There is a shortage of empirical research in the field of psychiatric and mental health nursing regarding how to calculate a safe staffing level in psychiatry inpatient units. Furthermore, the tools to assess nursing workload in this specialty are limited. No systematic reviews on measurement tools in adult psychiatric inpatient settings were found.

What does this paper add to existing knowledge?
This study confirms the scarcity and heterogeneity of instruments with which to evaluate nursing workload in this specific context. Likewise, the instruments identified do not capture the complexity of the psychiatric nursing setting, namely, the relational and psychotherapeutic strategies that must be implemented in the patient care approach. The findings of the study suggest that evidence‐based tools for adult psychiatric inpatient settings require further development.

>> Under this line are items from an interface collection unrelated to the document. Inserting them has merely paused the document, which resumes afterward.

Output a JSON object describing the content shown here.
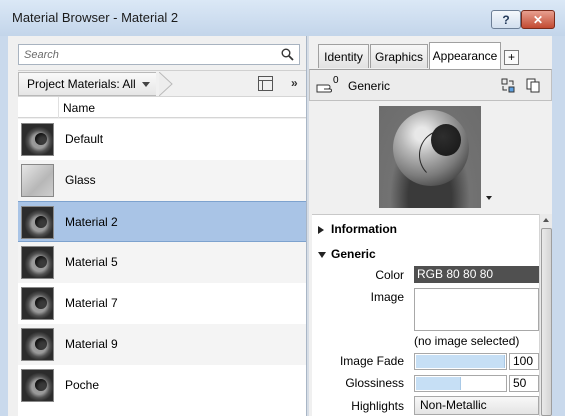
{
  "window": {
    "title": "Material Browser - Material 2",
    "help_label": "?",
    "close_label": "✕"
  },
  "search": {
    "placeholder": "Search"
  },
  "library_bar": {
    "breadcrumb": "Project Materials: All",
    "more_label": "»"
  },
  "list": {
    "column_name": "Name",
    "items": [
      {
        "name": "Default",
        "thumbnail": "sphere-icon",
        "selected": false
      },
      {
        "name": "Glass",
        "thumbnail": "glass-swatch",
        "selected": false
      },
      {
        "name": "Material 2",
        "thumbnail": "sphere-icon",
        "selected": true
      },
      {
        "name": "Material 5",
        "thumbnail": "sphere-icon",
        "selected": false
      },
      {
        "name": "Material 7",
        "thumbnail": "sphere-icon",
        "selected": false
      },
      {
        "name": "Material 9",
        "thumbnail": "sphere-icon",
        "selected": false
      },
      {
        "name": "Poche",
        "thumbnail": "sphere-icon",
        "selected": false
      }
    ]
  },
  "tabs": [
    {
      "label": "Identity",
      "active": false
    },
    {
      "label": "Graphics",
      "active": false
    },
    {
      "label": "Appearance",
      "active": true
    }
  ],
  "tab_add_label": "+",
  "asset": {
    "count": "0",
    "name": "Generic"
  },
  "properties": {
    "information_label": "Information",
    "generic_label": "Generic",
    "color_label": "Color",
    "color_value": "RGB 80 80 80",
    "image_label": "Image",
    "image_note": "(no image selected)",
    "image_fade_label": "Image Fade",
    "image_fade_value": "100",
    "image_fade_level": 1.0,
    "glossiness_label": "Glossiness",
    "glossiness_value": "50",
    "glossiness_level": 0.5,
    "highlights_label": "Highlights",
    "highlights_value": "Non-Metallic"
  },
  "colors": {
    "selection": "#a9c4e6",
    "color_swatch": "#505050",
    "slider_fill": "#c6dff5"
  }
}
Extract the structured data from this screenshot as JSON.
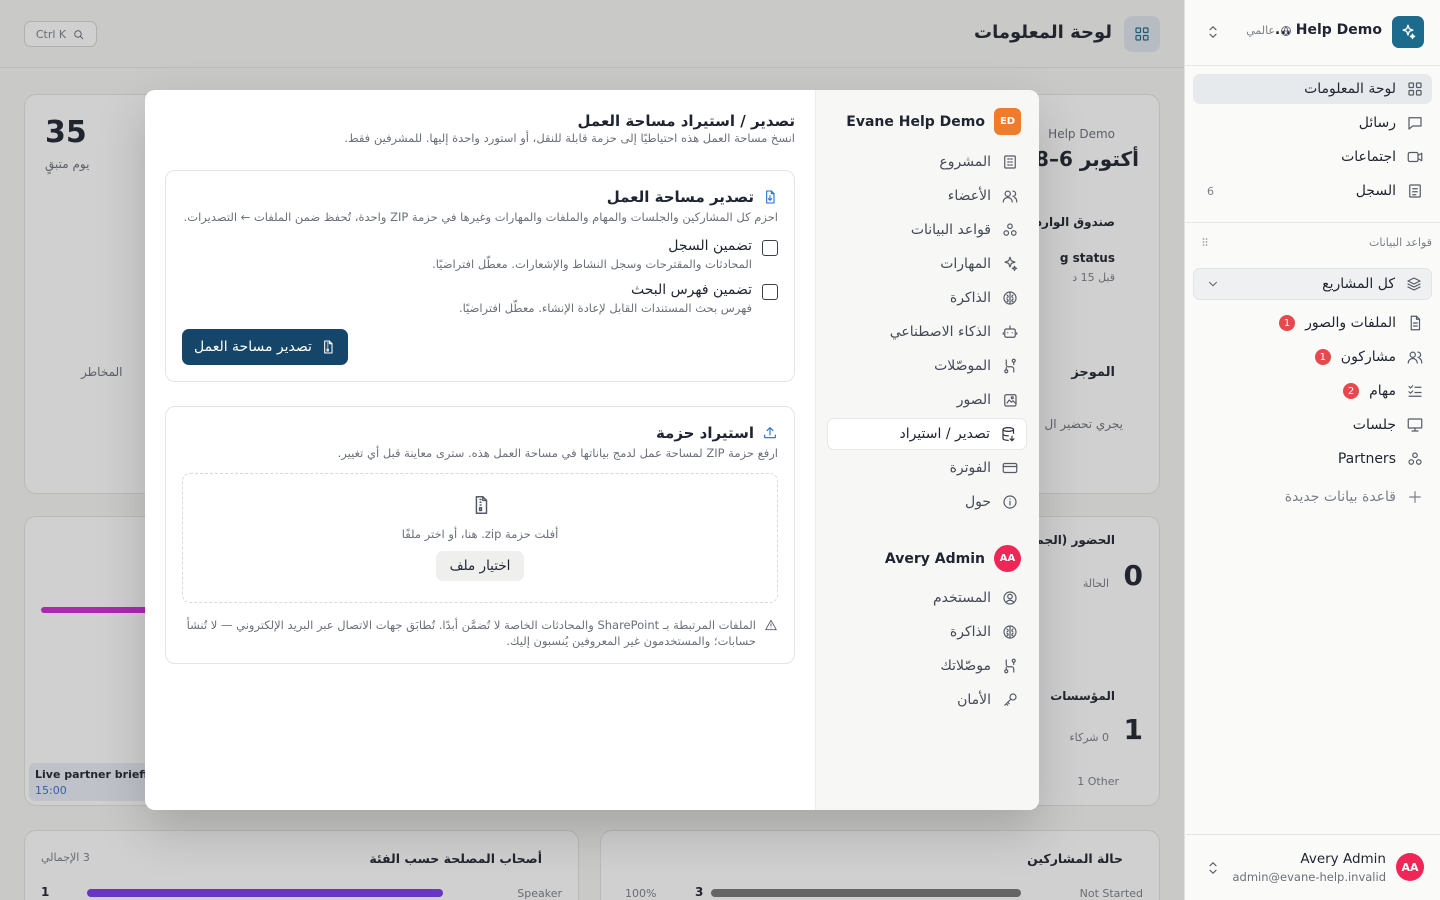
{
  "sidebar": {
    "workspace_name": "Help Demo ...",
    "scope_label": "عالمي",
    "nav": [
      {
        "label": "لوحة المعلومات",
        "icon": "dashboard-icon",
        "active": true
      },
      {
        "label": "رسائل",
        "icon": "message-icon"
      },
      {
        "label": "اجتماعات",
        "icon": "video-icon"
      },
      {
        "label": "السجل",
        "icon": "log-icon",
        "count": "6"
      }
    ],
    "databases_label": "قواعد البيانات",
    "project_select": "كل المشاريع",
    "db_items": [
      {
        "label": "الملفات والصور",
        "icon": "file-icon",
        "badge": "1"
      },
      {
        "label": "مشاركون",
        "icon": "users-icon",
        "badge": "1"
      },
      {
        "label": "مهام",
        "icon": "tasks-icon",
        "badge": "2"
      },
      {
        "label": "جلسات",
        "icon": "screen-icon",
        "badge": ""
      },
      {
        "label": "Partners",
        "icon": "cluster-icon",
        "badge": ""
      }
    ],
    "new_db_label": "قاعدة بيانات جديدة",
    "user": {
      "name": "Avery Admin",
      "email": "admin@evane-help.invalid",
      "initials": "AA"
    }
  },
  "topbar": {
    "title": "لوحة المعلومات",
    "search_shortcut": "Ctrl K"
  },
  "background": {
    "stat_value": "35",
    "stat_label": "يوم متبقٍ",
    "date_range": "أكتوبر 6–8",
    "brand_fragment": "Help Demo",
    "inbox_label": "صندوق الوارد",
    "status_label": "g status",
    "status_time": "قبل 15 د",
    "summary_label": "الموجز",
    "summary_text": "يجري تحضير ال",
    "risks_label": "المخاطر",
    "attendance_label": "الحضور (الجمه",
    "attendance_value": "0",
    "attendance_sub": "الحالة",
    "orgs_label": "المؤسسات",
    "orgs_value": "1",
    "orgs_sub": "0 شركاء",
    "orgs_other": "1 Other",
    "live_label": "Live partner briefi",
    "live_time": "15:00",
    "stakeholders_label": "أصحاب المصلحة حسب الفئة",
    "stakeholders_total": "3 الإجمالي",
    "speaker_label": "Speaker",
    "speaker_value": "1",
    "participants_label": "حالة المشاركين",
    "not_started_label": "Not Started",
    "not_started_value": "3",
    "pct_label": "100%"
  },
  "modal": {
    "workspace_title": "Evane Help Demo",
    "workspace_initials": "ED",
    "nav": [
      {
        "label": "المشروع",
        "icon": "building-icon"
      },
      {
        "label": "الأعضاء",
        "icon": "users-icon"
      },
      {
        "label": "قواعد البيانات",
        "icon": "cluster-icon"
      },
      {
        "label": "المهارات",
        "icon": "sparkle-icon"
      },
      {
        "label": "الذاكرة",
        "icon": "brain-icon"
      },
      {
        "label": "الذكاء الاصطناعي",
        "icon": "robot-icon"
      },
      {
        "label": "الموصّلات",
        "icon": "connector-icon"
      },
      {
        "label": "الصور",
        "icon": "image-icon"
      },
      {
        "label": "تصدير / استيراد",
        "icon": "database-export-icon",
        "active": true
      },
      {
        "label": "الفوترة",
        "icon": "card-icon"
      },
      {
        "label": "حول",
        "icon": "info-icon"
      }
    ],
    "user_name": "Avery Admin",
    "user_initials": "AA",
    "user_nav": [
      {
        "label": "المستخدم",
        "icon": "user-circle-icon"
      },
      {
        "label": "الذاكرة",
        "icon": "brain-icon"
      },
      {
        "label": "موصّلاتك",
        "icon": "connector-icon"
      },
      {
        "label": "الأمان",
        "icon": "key-icon"
      }
    ],
    "title": "تصدير / استيراد مساحة العمل",
    "subtitle": "انسخ مساحة العمل هذه احتياطيًا إلى حزمة قابلة للنقل، أو استورد واحدة إليها. للمشرفين فقط.",
    "export": {
      "title": "تصدير مساحة العمل",
      "description": "احزم كل المشاركين والجلسات والمهام والملفات والمهارات وغيرها في حزمة ZIP واحدة، تُحفظ ضمن الملفات ← التصديرات.",
      "options": [
        {
          "label": "تضمين السجل",
          "desc": "المحادثات والمقترحات وسجل النشاط والإشعارات. معطّل افتراضيًا."
        },
        {
          "label": "تضمين فهرس البحث",
          "desc": "فهرس بحث المستندات القابل لإعادة الإنشاء. معطّل افتراضيًا."
        }
      ],
      "button": "تصدير مساحة العمل"
    },
    "import": {
      "title": "استيراد حزمة",
      "description": "ارفع حزمة ZIP لمساحة عمل لدمج بياناتها في مساحة العمل هذه. سترى معاينة قبل أي تغيير.",
      "drop_text": "أفلت حزمة zip. هنا، أو اختر ملفًا",
      "choose_button": "اختيار ملف",
      "note_line1": "الملفات المرتبطة بـ SharePoint والمحادثات الخاصة لا تُضمَّن أبدًا. تُطابَق جهات الاتصال عبر البريد الإلكتروني — لا تُنشأ",
      "note_line2": "حسابات؛ والمستخدمون غير المعروفين يُنسبون إليك."
    }
  },
  "colors": {
    "primary": "#15466a",
    "brand": "#1c6b8c",
    "danger": "#e5484d",
    "avatar": "#f02656",
    "ws_chip": "#ef7b2d"
  }
}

What are the implications for practice?
This review shows the need to continue to develop tools that assess workload in psychiatric inpatient units that embrace activities related to patient (direct and indirect) and nonpatient activities. The great challenge is providing a sensitive understanding of the workload resulting from psychotherapeutic interventions, the primary treatment that many patients need. This review reinforces the need to add patient outcomes to workload assessment processes.

No systematic reviews on measurement tools in adult psychiatric inpatient settings exist in the literature, and thus, further research is required on ways to identify approaches to calculate safe nurse staffing levels based on patients’ care needs in adult psychiatric inpatient units.

To identify instruments that enable an assessment of nursing workload in psychiatric settings.

A scoping review was conducted.

Four studies were identified, with five instruments used to support the calculation of staff needs and workload. All four studies present methodological limitations. Two instruments have already been adapted to this specific context, but validation studies are lacking.

The findings indicate that the tools used to evaluate nursing workload in these settings require further development, with the concomitant need for more research to clarify the definition of nursing workload as well as to identify factors with the greatest impact on nursing workload.

Implications for practice
This review highlights the need to develop tools to assess workload in psychiatric inpatient units that embrace patient‐related and non‐patient‐related activities. The great challenge is to enable a sensitive perception of workload resulting from nurses’ psychotherapeutic interventions, an important component of treatment for many patients.

Carla Sousa RN, MSN Paulo Seabra RN, MSN, PhD

Journal of Psychiatric and Mental Health Nursing, 16 May 2018